WORK TASK ▸
Word for word, reproduce every record in the listing below.

RECORDS SHOWN ▸
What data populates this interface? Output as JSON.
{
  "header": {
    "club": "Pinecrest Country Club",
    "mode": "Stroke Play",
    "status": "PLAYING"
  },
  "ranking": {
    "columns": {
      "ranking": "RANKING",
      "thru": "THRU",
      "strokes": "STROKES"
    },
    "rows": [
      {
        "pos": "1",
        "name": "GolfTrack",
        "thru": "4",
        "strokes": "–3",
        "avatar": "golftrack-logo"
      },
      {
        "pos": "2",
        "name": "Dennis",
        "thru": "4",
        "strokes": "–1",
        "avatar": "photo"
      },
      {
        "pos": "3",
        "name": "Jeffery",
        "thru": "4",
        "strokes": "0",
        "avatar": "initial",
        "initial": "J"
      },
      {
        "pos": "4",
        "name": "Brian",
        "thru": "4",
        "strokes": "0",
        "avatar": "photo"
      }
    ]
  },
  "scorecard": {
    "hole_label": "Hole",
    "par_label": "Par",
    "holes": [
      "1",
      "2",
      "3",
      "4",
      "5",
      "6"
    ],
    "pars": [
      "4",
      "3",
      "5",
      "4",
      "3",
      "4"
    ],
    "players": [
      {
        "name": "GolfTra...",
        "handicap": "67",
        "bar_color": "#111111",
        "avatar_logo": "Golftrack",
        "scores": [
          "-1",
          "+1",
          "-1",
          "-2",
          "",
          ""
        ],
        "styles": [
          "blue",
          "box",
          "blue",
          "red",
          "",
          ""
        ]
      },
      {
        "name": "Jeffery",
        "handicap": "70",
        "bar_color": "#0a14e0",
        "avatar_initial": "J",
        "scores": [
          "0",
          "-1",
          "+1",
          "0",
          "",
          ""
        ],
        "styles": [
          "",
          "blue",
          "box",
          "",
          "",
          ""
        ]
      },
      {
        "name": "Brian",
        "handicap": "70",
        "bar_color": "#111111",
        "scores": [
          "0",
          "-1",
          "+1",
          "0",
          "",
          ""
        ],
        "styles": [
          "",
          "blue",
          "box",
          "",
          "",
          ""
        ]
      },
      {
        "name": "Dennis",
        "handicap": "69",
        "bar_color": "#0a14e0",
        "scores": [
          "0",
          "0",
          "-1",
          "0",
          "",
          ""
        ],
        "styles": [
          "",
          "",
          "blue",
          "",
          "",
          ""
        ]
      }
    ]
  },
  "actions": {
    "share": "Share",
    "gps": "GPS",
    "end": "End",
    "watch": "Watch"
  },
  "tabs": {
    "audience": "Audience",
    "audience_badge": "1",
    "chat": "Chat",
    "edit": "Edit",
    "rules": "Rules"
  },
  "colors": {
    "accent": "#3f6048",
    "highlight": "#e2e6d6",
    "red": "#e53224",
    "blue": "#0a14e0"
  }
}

EXERCISE RESPONSE ▸
What data populates this interface? Output as JSON.
{
  "header": {
    "club": "Pinecrest Country Club",
    "mode": "Stroke Play",
    "status": "PLAYING"
  },
  "ranking": {
    "columns": {
      "ranking": "RANKING",
      "thru": "THRU",
      "strokes": "STROKES"
    },
    "rows": [
      {
        "pos": "1",
        "name": "GolfTrack",
        "thru": "4",
        "strokes": "–3",
        "avatar": "golftrack-logo"
      },
      {
        "pos": "2",
        "name": "Dennis",
        "thru": "4",
        "strokes": "–1",
        "avatar": "photo"
      },
      {
        "pos": "3",
        "name": "Jeffery",
        "thru": "4",
        "strokes": "0",
        "avatar": "initial",
        "initial": "J"
      },
      {
        "pos": "4",
        "name": "Brian",
        "thru": "4",
        "strokes": "0",
        "avatar": "photo"
      }
    ]
  },
  "scorecard": {
    "hole_label": "Hole",
    "par_label": "Par",
    "holes": [
      "1",
      "2",
      "3",
      "4",
      "5",
      "6"
    ],
    "pars": [
      "4",
      "3",
      "5",
      "4",
      "3",
      "4"
    ],
    "players": [
      {
        "name": "GolfTra...",
        "handicap": "67",
        "bar_color": "#111111",
        "avatar_logo": "Golftrack",
        "scores": [
          "-1",
          "+1",
          "-1",
          "-2",
          "",
          ""
        ],
        "styles": [
          "blue",
          "box",
          "blue",
          "red",
          "",
          ""
        ]
      },
      {
        "name": "Jeffery",
        "handicap": "70",
        "bar_color": "#0a14e0",
        "avatar_initial": "J",
        "scores": [
          "0",
          "-1",
          "+1",
          "0",
          "",
          ""
        ],
        "styles": [
          "",
          "blue",
          "box",
          "",
          "",
          ""
        ]
      },
      {
        "name": "Brian",
        "handicap": "70",
        "bar_color": "#111111",
        "scores": [
          "0",
          "-1",
          "+1",
          "0",
          "",
          ""
        ],
        "styles": [
          "",
          "blue",
          "box",
          "",
          "",
          ""
        ]
      },
      {
        "name": "Dennis",
        "handicap": "69",
        "bar_color": "#0a14e0",
        "scores": [
          "0",
          "0",
          "-1",
          "0",
          "",
          ""
        ],
        "styles": [
          "",
          "",
          "blue",
          "",
          "",
          ""
        ]
      }
    ]
  },
  "actions": {
    "share": "Share",
    "gps": "GPS",
    "end": "End",
    "watch": "Watch"
  },
  "tabs": {
    "audience": "Audience",
    "audience_badge": "1",
    "chat": "Chat",
    "edit": "Edit",
    "rules": "Rules"
  },
  "colors": {
    "accent": "#3f6048",
    "highlight": "#e2e6d6",
    "red": "#e53224",
    "blue": "#0a14e0"
  }
}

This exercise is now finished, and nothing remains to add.